━━ EXCERPTED DATA

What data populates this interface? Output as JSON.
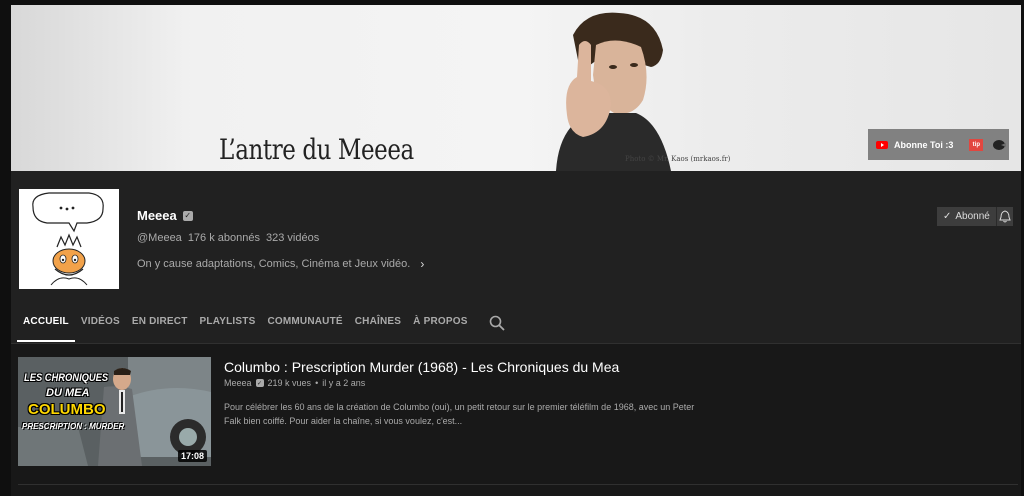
{
  "banner": {
    "title": "L’antre du Meeea",
    "photo_credit": "Photo © Mr. Kaos (mrkaos.fr)",
    "link_label": "Abonne Toi :3",
    "link_icons": [
      "youtube-icon",
      "tipeee-icon",
      "pacman-icon"
    ],
    "tipeee_text": "tip"
  },
  "channel": {
    "name": "Meeea",
    "handle": "@Meeea",
    "subscribers": "176 k abonnés",
    "videos": "323 vidéos",
    "description": "On y cause adaptations, Comics, Cinéma et Jeux vidéo.",
    "subscribed_label": "Abonné"
  },
  "tabs": [
    {
      "label": "ACCUEIL",
      "active": true
    },
    {
      "label": "VIDÉOS"
    },
    {
      "label": "EN DIRECT"
    },
    {
      "label": "PLAYLISTS"
    },
    {
      "label": "COMMUNAUTÉ"
    },
    {
      "label": "CHAÎNES"
    },
    {
      "label": "À PROPOS"
    }
  ],
  "video": {
    "title": "Columbo : Prescription Murder (1968) - Les Chroniques du Mea",
    "channel": "Meeea",
    "views": "219 k vues",
    "age": "il y a 2 ans",
    "duration": "17:08",
    "description": "Pour célébrer les 60 ans de la création de Columbo (oui), un petit retour sur le premier téléfilm de 1968, avec un Peter Falk bien coiffé. Pour aider la chaîne, si vous voulez, c'est...",
    "thumb_line1": "LES CHRONIQUES",
    "thumb_line2": "DU MEA",
    "thumb_line3": "COLUMBO",
    "thumb_line4": "PRESCRIPTION : MURDER"
  },
  "colors": {
    "background": "#181818",
    "header": "#212121",
    "accent_red": "#ff0000"
  }
}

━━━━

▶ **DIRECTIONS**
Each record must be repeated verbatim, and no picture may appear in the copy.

▶ **OUTPUT BELOW**
What data populates this interface? Output as JSON.
{
  "banner": {
    "title": "L’antre du Meeea",
    "photo_credit": "Photo © Mr. Kaos (mrkaos.fr)",
    "link_label": "Abonne Toi :3",
    "link_icons": [
      "youtube-icon",
      "tipeee-icon",
      "pacman-icon"
    ],
    "tipeee_text": "tip"
  },
  "channel": {
    "name": "Meeea",
    "handle": "@Meeea",
    "subscribers": "176 k abonnés",
    "videos": "323 vidéos",
    "description": "On y cause adaptations, Comics, Cinéma et Jeux vidéo.",
    "subscribed_label": "Abonné"
  },
  "tabs": [
    {
      "label": "ACCUEIL",
      "active": true
    },
    {
      "label": "VIDÉOS"
    },
    {
      "label": "EN DIRECT"
    },
    {
      "label": "PLAYLISTS"
    },
    {
      "label": "COMMUNAUTÉ"
    },
    {
      "label": "CHAÎNES"
    },
    {
      "label": "À PROPOS"
    }
  ],
  "video": {
    "title": "Columbo : Prescription Murder (1968) - Les Chroniques du Mea",
    "channel": "Meeea",
    "views": "219 k vues",
    "age": "il y a 2 ans",
    "duration": "17:08",
    "description": "Pour célébrer les 60 ans de la création de Columbo (oui), un petit retour sur le premier téléfilm de 1968, avec un Peter Falk bien coiffé. Pour aider la chaîne, si vous voulez, c'est...",
    "thumb_line1": "LES CHRONIQUES",
    "thumb_line2": "DU MEA",
    "thumb_line3": "COLUMBO",
    "thumb_line4": "PRESCRIPTION : MURDER"
  },
  "colors": {
    "background": "#181818",
    "header": "#212121",
    "accent_red": "#ff0000"
  }
}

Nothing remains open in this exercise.